There is one ad per page. Weather that indicates some sort of monetisation is uncertain. The blog does state that the challenge finished on December 2, 2012, and the blog has not been touched since then by the look of it. It states that the blog finished on December 2, 2012. The blog hasn’t been touched since, bar the odd comment here and there.
This blog was run by the individuals, for the interest of the Taruskin History of Western Music.
The Taruskin Challenge blog is a simple website and is somewhat organised. It would have been nicer if the headings were a little more prominent, as there was a lot of text to scroll through to see the headings of an individual post.
The website is easily searchable, with a search field provided at the top right of the page and the search results yield some interesting results, depending on what is being searched for.
The title of ‘Notations Last Hurrah’ and the picture of a very intense looking string quartet were enough to click on the article for a deeper look.
Going through the post, there was no hyperlinks to click on or any embedded video at all other than the two pictures of the string quartet and the Faerie’s Aire and Death Waltz, which were rather large and stuck out in the post. They seem to fit the authors intentions within the post.
The blog looks at the Taruskin article ‘Terminal Complexity’ which considers two English composers who would seem were trying to push the boundaries of conventional notation (Toop, 2017), and in doing so the music on the page turns out to be almost unplayable.

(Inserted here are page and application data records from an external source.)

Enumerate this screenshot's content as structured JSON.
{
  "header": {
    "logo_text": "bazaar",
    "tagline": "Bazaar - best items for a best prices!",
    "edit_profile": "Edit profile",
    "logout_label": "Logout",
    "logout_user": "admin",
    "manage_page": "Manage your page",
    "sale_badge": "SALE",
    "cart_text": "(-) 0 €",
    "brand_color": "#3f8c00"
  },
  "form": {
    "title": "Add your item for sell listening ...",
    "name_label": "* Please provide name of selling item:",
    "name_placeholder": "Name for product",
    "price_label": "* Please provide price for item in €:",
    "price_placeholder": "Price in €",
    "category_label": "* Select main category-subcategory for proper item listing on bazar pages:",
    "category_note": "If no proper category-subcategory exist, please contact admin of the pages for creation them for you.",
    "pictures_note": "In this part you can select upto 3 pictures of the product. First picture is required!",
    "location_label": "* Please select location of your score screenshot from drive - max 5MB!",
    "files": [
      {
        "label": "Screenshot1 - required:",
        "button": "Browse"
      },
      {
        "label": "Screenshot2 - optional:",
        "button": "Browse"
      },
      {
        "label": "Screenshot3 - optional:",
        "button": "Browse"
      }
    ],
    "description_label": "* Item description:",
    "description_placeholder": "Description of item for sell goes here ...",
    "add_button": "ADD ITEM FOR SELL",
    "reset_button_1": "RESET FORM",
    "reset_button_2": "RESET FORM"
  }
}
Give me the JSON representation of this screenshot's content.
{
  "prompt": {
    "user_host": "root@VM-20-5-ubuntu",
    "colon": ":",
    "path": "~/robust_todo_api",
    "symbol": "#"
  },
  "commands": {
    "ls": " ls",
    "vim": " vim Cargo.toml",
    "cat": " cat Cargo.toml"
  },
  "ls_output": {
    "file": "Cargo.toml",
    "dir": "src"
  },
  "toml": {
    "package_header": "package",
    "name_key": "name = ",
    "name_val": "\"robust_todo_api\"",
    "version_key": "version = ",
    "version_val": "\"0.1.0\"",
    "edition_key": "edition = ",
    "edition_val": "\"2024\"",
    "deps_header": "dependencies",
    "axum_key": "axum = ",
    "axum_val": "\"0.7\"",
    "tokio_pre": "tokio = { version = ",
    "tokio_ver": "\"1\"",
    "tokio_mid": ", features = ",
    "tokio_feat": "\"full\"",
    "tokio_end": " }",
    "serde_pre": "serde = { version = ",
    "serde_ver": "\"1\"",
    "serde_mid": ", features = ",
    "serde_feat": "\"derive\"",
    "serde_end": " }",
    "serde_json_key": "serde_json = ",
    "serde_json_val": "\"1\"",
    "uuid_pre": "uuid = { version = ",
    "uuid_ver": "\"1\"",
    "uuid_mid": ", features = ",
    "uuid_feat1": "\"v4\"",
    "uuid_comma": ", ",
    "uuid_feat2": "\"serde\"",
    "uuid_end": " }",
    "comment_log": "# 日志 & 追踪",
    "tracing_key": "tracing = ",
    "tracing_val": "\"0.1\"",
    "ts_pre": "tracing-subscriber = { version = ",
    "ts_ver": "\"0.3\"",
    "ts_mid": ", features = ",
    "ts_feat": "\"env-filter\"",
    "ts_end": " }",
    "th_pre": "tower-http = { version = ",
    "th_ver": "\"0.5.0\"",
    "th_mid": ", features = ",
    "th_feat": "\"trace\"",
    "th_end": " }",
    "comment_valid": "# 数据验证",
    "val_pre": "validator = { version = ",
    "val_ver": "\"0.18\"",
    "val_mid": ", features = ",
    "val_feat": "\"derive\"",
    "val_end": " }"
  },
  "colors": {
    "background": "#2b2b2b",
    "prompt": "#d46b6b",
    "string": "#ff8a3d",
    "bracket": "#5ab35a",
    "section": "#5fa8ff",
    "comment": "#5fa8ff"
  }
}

It’s only a short article but Samples at one point compares the work of Ferneyhough to a comedic piece of music which takes pot shots at the so called ‘New Complexity’ (Taruskin, .n.d.)
The post would be for someone who is interested in Taruskin’s work, someone who would be interested in notation and the idea of innovating it and someone who keeps tabs on new music.
Samples, Mark. 2012. “Notations Last Hurrah?” The Taruskin Challenge. February 6. Accessed May 11, 2017.
Taruskin, Richard. “Chapter 10 Millennium’s End.” In Music in the Late Twentieth Century. New York: Oxford University Press, n.d. Accessed May 11, 2017. http://www.oxfordwesternmusic.com/view/Volume5/actrade-9780195384857-div1-010003.xml.
Toop, Richard. “Ferneyhough, Brian.” Grove Music Online. Oxford Music Online. Oxford University Press, accessed May 11, 2017, http://www.oxfordmusiconline.com/subscriber/article/grove/music/09503.